Conception and design: H. Zhou, L.H. Cheung, S.S. Martin, J.A. Winkles, M.G. Rosenblum
Development of methodology: H. Zhou, H. Yagita, L.H. Cheung, S.S. Martin
Acquisition of data (provided animals, acquired and managed patients, provided facilities, etc.): H. Zhou, W.N. Hittelman, L.H. Cheung, J.A. Winkles
Analysis and interpretation of data (e.g., statistical analysis, biostatistics, computational analysis): H. Zhou, L.H. Cheung, M.G. Rosenblum
Writing, review, and/or revision of the manuscript: H. Zhou, W.N. Hittelman, L.H. Cheung, S.S. Martin, J.A. Winkles, M.G. Rosenblum
Administrative, technical, or material support (i.e., reporting or organizing data, constructing databases): H. Zhou, H. Yagita, L.H. Cheung
Study supervision: H. Zhou, L.H. Cheung, M.G. Rosenblum
This work was supported, in part, by the Clayton Foundation for Research (M.G. Rosenblum), Susan G. Komen Foundation grant KG100240 (S.S. Martin), NIH grant R01 NS055126 (J.A. Winkles), and Department of Defense Breast Cancer Concept Award BC086135 (J.A. Winkles).
The costs of publication of this article were defrayed in part by the payment of page charges. This article must therefore be hereby marked advertisement in accordance with 18 U.S.C. Section 1734 solely to indicate this fact.
The authors thank Dr. Dihua Yu (MDACC) for providing the MCF7/HER2 cell line and Dr. Robert Clarke (Georgetown University, Washington, DC) for the MDA-MB-435/LCC6MDR1 cells. The authors also thank Dr. Dong Liang (College of Pharmacy, Texas Southern University, Houston, TX) for analyzing the pharmacokinetics data.
Note: Supplementary data for this article are available at Cancer Research Online (http://cancerres.aacrjournals.org/).
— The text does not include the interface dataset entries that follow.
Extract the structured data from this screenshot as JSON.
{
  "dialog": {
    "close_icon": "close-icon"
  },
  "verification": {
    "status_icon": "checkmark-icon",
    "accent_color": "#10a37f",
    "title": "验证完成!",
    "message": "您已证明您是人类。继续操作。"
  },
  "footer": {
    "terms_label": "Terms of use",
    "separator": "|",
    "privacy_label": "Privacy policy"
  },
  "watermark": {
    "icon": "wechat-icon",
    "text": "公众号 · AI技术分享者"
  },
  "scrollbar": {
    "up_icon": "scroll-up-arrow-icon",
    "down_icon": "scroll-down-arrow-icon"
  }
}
- Received January 17, 2013.
- Revision received April 10, 2013.
- Accepted April 25, 2013.
- ©2013 American Association for Cancer Research.